There have been many attempts to address gender and sexual rights in the MENA region, a majority of which have focused on women’s empowerment and gender equality. More recently the rights of LGBTQI people have taken centre stage in development efforts and in the agendas of policy makers. This report highlights some major problems in the frameworks underpinning these efforts, despite their well-meant intentions. In this report, we shed light on the implications of adopting universalist LGBTQI identity categories within international humanitarian and development programming. Furthermore, this report highlights how LGBTQI identity categories often encourage tensions within and between communities, and even within communities of non-normative people, often undermining the space for change and collaboration on the one hand, and inclusivity on the other. This report also highlights the failure of international protection mechanisms to offer adequate support to those displaced due to non-normative sexual practices. The LGBTQI categories in case of applications for asylum is also problematized in this paper, as it has proven to be exclusionary to those at risk of SPGP violence but who do not necessarily identify as LGBTQI. Current international protection mechanisms have also to a great extent contributed to an image of a uniform LGBTQI identity, an identity that fits within stereotypes of non-normative people. Within these identities, there is a lack of tolerance for difference and an implication of uniformity that does not apply to all of the letters of the LGBTQI. Within this report there is also a country overview of the legal situation affecting LGBTQI people across the region. Click Here for the Full Report.

Inclusive HIV/AIDS Programming in the MENA Region: Policy Brief

Breaking Taboo through Grassroots Advocacy: Inclusive HIV/AIDS Programming in the MENA Region

Breaking Taboo through Grassroots Advocacy: Inclusive HIV/AIDS Programming in the MENA Region

Breaking Taboo through Grassroots Advocacy: Inclusive HIV/AIDS Programming in the MENA Region

The MENA region receives only a fraction of the total global funds directed toward HIV/AIDS projects. This is despite evidence that HIV/AIDS prevalence is rising in the region at much faster rates than anywhere else in the world, particularly among MSM, LGBT and other vulnerable groups such as women and children. This policy brief presents recommendations for HIV/AIDS prevention strategies in the MENA region to be more effective. The full policy brief can be accessed via this link: Inclusive HIV/AIDS Programming in the MENA Region: Policy Brief.

Call for Conference Papers: Politicised Sexualities, Marginalised Histories

CTDC is delighted to publish the call for papers for its second annual conference, under the title of ‘Politicised Sexualities, Marginalised Histories: A Conference on Sexuality in Southwest Asia and North Africa (SWANA)’. This conference is being collaboratively organised by the Centre for Transnational Development and Collaboration- CTDC and the Centre for Gender Studies at SOAS University of London. The conference will take place on March 25th, 2017 at Khalili Lecture Theatre at SOAS.

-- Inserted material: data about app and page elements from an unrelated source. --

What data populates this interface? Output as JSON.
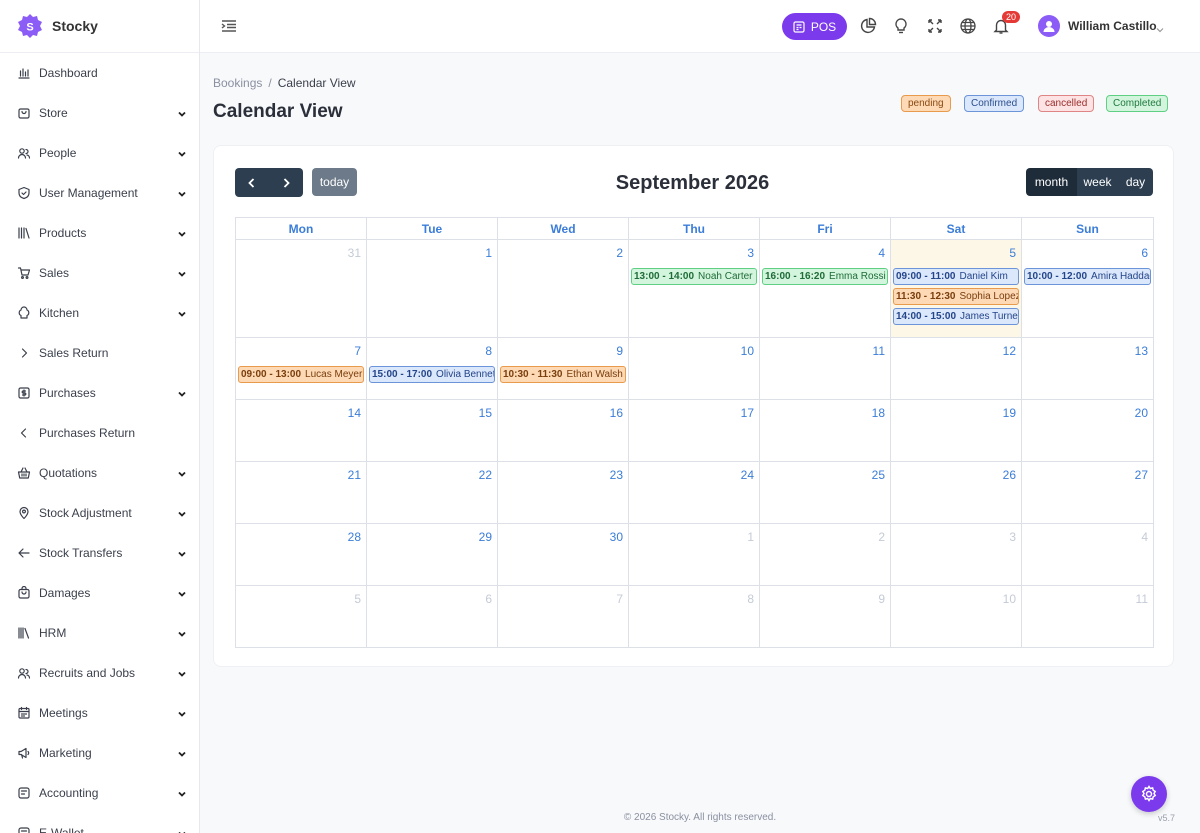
{
  "brand": {
    "name": "Stocky"
  },
  "sidebar": {
    "items": [
      {
        "label": "Dashboard",
        "icon": "chart-bar-icon",
        "chevron": ""
      },
      {
        "label": "Store",
        "icon": "store-icon",
        "chevron": "down"
      },
      {
        "label": "People",
        "icon": "people-icon",
        "chevron": "down"
      },
      {
        "label": "User Management",
        "icon": "shield-icon",
        "chevron": "down"
      },
      {
        "label": "Products",
        "icon": "books-icon",
        "chevron": "down"
      },
      {
        "label": "Sales",
        "icon": "cart-icon",
        "chevron": "down"
      },
      {
        "label": "Kitchen",
        "icon": "chef-hat-icon",
        "chevron": "down"
      },
      {
        "label": "Sales Return",
        "icon": "chevron-right-icon",
        "chevron": ""
      },
      {
        "label": "Purchases",
        "icon": "receipt-icon",
        "chevron": "down"
      },
      {
        "label": "Purchases Return",
        "icon": "chevron-left-icon",
        "chevron": ""
      },
      {
        "label": "Quotations",
        "icon": "basket-icon",
        "chevron": "down"
      },
      {
        "label": "Stock Adjustment",
        "icon": "location-pin-icon",
        "chevron": "down"
      },
      {
        "label": "Stock Transfers",
        "icon": "arrow-left-icon",
        "chevron": "down"
      },
      {
        "label": "Damages",
        "icon": "bag-icon",
        "chevron": "down"
      },
      {
        "label": "HRM",
        "icon": "library-icon",
        "chevron": "down"
      },
      {
        "label": "Recruits and Jobs",
        "icon": "people-icon",
        "chevron": "down"
      },
      {
        "label": "Meetings",
        "icon": "calendar-icon",
        "chevron": "down"
      },
      {
        "label": "Marketing",
        "icon": "megaphone-icon",
        "chevron": "down"
      },
      {
        "label": "Accounting",
        "icon": "wallet-icon",
        "chevron": "down"
      },
      {
        "label": "E-Wallet",
        "icon": "wallet-icon",
        "chevron": "down"
      }
    ]
  },
  "topbar": {
    "pos_label": "POS",
    "notifications_count": "20",
    "user_name": "William Castillo"
  },
  "breadcrumb": {
    "parent": "Bookings",
    "separator": "/",
    "current": "Calendar View"
  },
  "page": {
    "title": "Calendar View"
  },
  "legend": [
    {
      "label": "pending",
      "bg": "#fdd9b5",
      "border": "#e89a4d",
      "color": "#8a4a12"
    },
    {
      "label": "Confirmed",
      "bg": "#dbe7fb",
      "border": "#6c94d8",
      "color": "#2a4f8f"
    },
    {
      "label": "cancelled",
      "bg": "#fde3e3",
      "border": "#e08585",
      "color": "#9b2c2c"
    },
    {
      "label": "Completed",
      "bg": "#d3f5dd",
      "border": "#5fcf83",
      "color": "#1f7a3f"
    }
  ],
  "calendar": {
    "title": "September 2026",
    "today_label": "today",
    "views": [
      "month",
      "week",
      "day"
    ],
    "active_view": "month",
    "days_of_week": [
      "Mon",
      "Tue",
      "Wed",
      "Thu",
      "Fri",
      "Sat",
      "Sun"
    ],
    "weeks": [
      [
        {
          "n": "31",
          "other": true
        },
        {
          "n": "1"
        },
        {
          "n": "2"
        },
        {
          "n": "3",
          "events": [
            {
              "time": "13:00 - 14:00",
              "name": "Noah Carter",
              "status": "completed"
            }
          ]
        },
        {
          "n": "4",
          "events": [
            {
              "time": "16:00 - 16:20",
              "name": "Emma Rossi",
              "status": "completed"
            }
          ]
        },
        {
          "n": "5",
          "today": true,
          "events": [
            {
              "time": "09:00 - 11:00",
              "name": "Daniel Kim",
              "status": "confirmed"
            },
            {
              "time": "11:30 - 12:30",
              "name": "Sophia Lopez",
              "status": "pending"
            },
            {
              "time": "14:00 - 15:00",
              "name": "James Turner",
              "status": "confirmed"
            }
          ]
        },
        {
          "n": "6",
          "events": [
            {
              "time": "10:00 - 12:00",
              "name": "Amira Haddad",
              "status": "confirmed"
            }
          ]
        }
      ],
      [
        {
          "n": "7",
          "events": [
            {
              "time": "09:00 - 13:00",
              "name": "Lucas Meyer",
              "status": "pending"
            }
          ]
        },
        {
          "n": "8",
          "events": [
            {
              "time": "15:00 - 17:00",
              "name": "Olivia Bennett",
              "status": "confirmed"
            }
          ]
        },
        {
          "n": "9",
          "events": [
            {
              "time": "10:30 - 11:30",
              "name": "Ethan Walsh",
              "status": "pending"
            }
          ]
        },
        {
          "n": "10"
        },
        {
          "n": "11"
        },
        {
          "n": "12"
        },
        {
          "n": "13"
        }
      ],
      [
        {
          "n": "14"
        },
        {
          "n": "15"
        },
        {
          "n": "16"
        },
        {
          "n": "17"
        },
        {
          "n": "18"
        },
        {
          "n": "19"
        },
        {
          "n": "20"
        }
      ],
      [
        {
          "n": "21"
        },
        {
          "n": "22"
        },
        {
          "n": "23"
        },
        {
          "n": "24"
        },
        {
          "n": "25"
        },
        {
          "n": "26"
        },
        {
          "n": "27"
        }
      ],
      [
        {
          "n": "28"
        },
        {
          "n": "29"
        },
        {
          "n": "30"
        },
        {
          "n": "1",
          "other": true
        },
        {
          "n": "2",
          "other": true
        },
        {
          "n": "3",
          "other": true
        },
        {
          "n": "4",
          "other": true
        }
      ],
      [
        {
          "n": "5",
          "other": true
        },
        {
          "n": "6",
          "other": true
        },
        {
          "n": "7",
          "other": true
        },
        {
          "n": "8",
          "other": true
        },
        {
          "n": "9",
          "other": true
        },
        {
          "n": "10",
          "other": true
        },
        {
          "n": "11",
          "other": true
        }
      ]
    ]
  },
  "status_colors": {
    "completed": {
      "bg": "#d3f5dd",
      "border": "#5fcf83",
      "color": "#1f6b38"
    },
    "confirmed": {
      "bg": "#dbe7fb",
      "border": "#6c94d8",
      "color": "#23458a"
    },
    "pending": {
      "bg": "#fdd9b5",
      "border": "#e89a4d",
      "color": "#7a3d0c"
    }
  },
  "footer": {
    "copyright": "© 2026 Stocky. All rights reserved.",
    "version": "v5.7"
  }
}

The conference will aim to address problems and challenges in relation to sexual rights in the SWANA region in particular, and the Global South in general, through scrutinising sexual identity politics and the historical development of sexual rights discourses. This one-day conference hopes to re-centre histories and presents in relation to sexuality and gender, exploring the transnational and trans-historical politics of sexual identity in the SWANA region, in an attempt to subvert the omnipresent narratives about LGBTQI people and marginalised groups from the SWANA seeking ‘safe havens’ in the Global North. Click here for the full call for papers.

CTDC welcomes submissions by activists, academics and practitioners in the field, individuals belonging to marginalised groups are especially encouraged to submit abstracts. We invite contributors to submit abstracts of no more than 300 words by January 29th 2017. Please send your abstract and your short biography to info@ctdc.org. Following the conference we hope to publish a selection of conference papers in an edited volume.

This conference is being collaboratively organised by the Centre for Transnational Development and Collaboration- CTDC and the Centre for Gender Studies at SOAS.